Matching contributions aren’t mandatory, but employers often provide them as a way to entice and retain top-quality workers.
[This is part of a fringe benefits tax series by our resident tax expert, Ken Berry, J.D., on the “sweet 16” fringe benefits on the books for 2016.]
Start with the basic principles for 401(k) plans. If you choose to participate in an employer’s 401(k) plan – you’re not legally required to do so – you can defer part of your salary to an account set up on your behalf. The annual limit on deferrals for 2016 is $18,000 or $24,000 if you’re age 50 or over.
These pre-tax contributions are invested within the account. Usually, the employer will provide a range of mutual funds to choose from. Any earnings – and earnings upon earnings – aren’t subject to tax until you make withdrawals. The distributions are generally taxed at ordinary income rates.

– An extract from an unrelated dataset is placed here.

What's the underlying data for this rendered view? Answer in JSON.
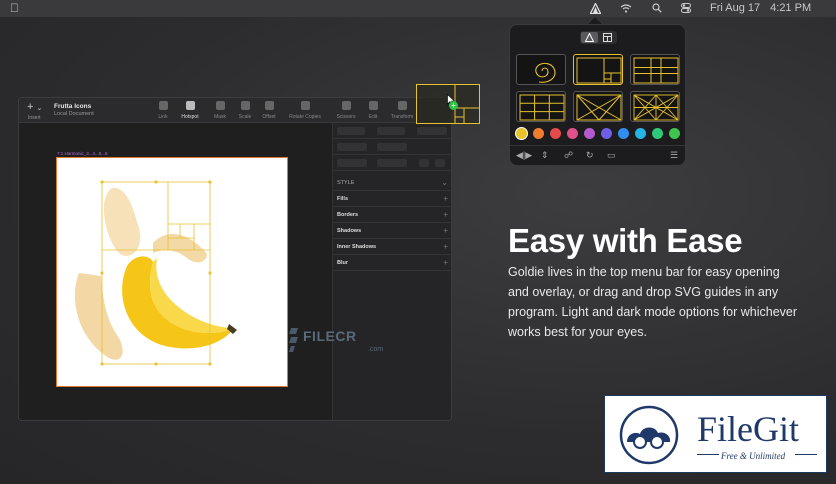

In addition, an employer may offer the fringe benefit of matching contributions up to a stated percentage of salary. Typically, a company will provide a match of 50 percent for the first 6 percent of salary deferred by an employee. Thus, the company match doesn’t exceed 3 percent of salary.
For example, suppose an employee earns $50,000 a year and elects to defer 6 percent of her salary to the company 401(k) plan. The company follows the standard match program of 50 percent for the first 6 percent of salary. As a result, the employee contributes $3,000 to the account and the employer contributes another $1,500 for a total contribution on her behalf of $4,500 for the year. This amount is invested and compounds on a tax-deferred basis.
In rare cases, an employer may match contributions dollar-for-dollar. This makes the fringe benefit even more valuable.
Be aware that there is a lot of red tape. For instance, the tax code and accompanying regulations includes numerous other requirements and limitations concerning 401(k) plans. Notably, the plan must pass two nondiscrimination tests to ensure that the company isn’t favoring its highest-paid employees. To encourage grater participation among lower-paid employees, the employer may make enrollment “automatic,” meaning that an employee has to proactively opt of the plan if he or she desires.
Don’t overlook the benefits of a 40(k) matching program. This can sweeten the pot so more high-quality workers join the company or your best employees decide to stay on board.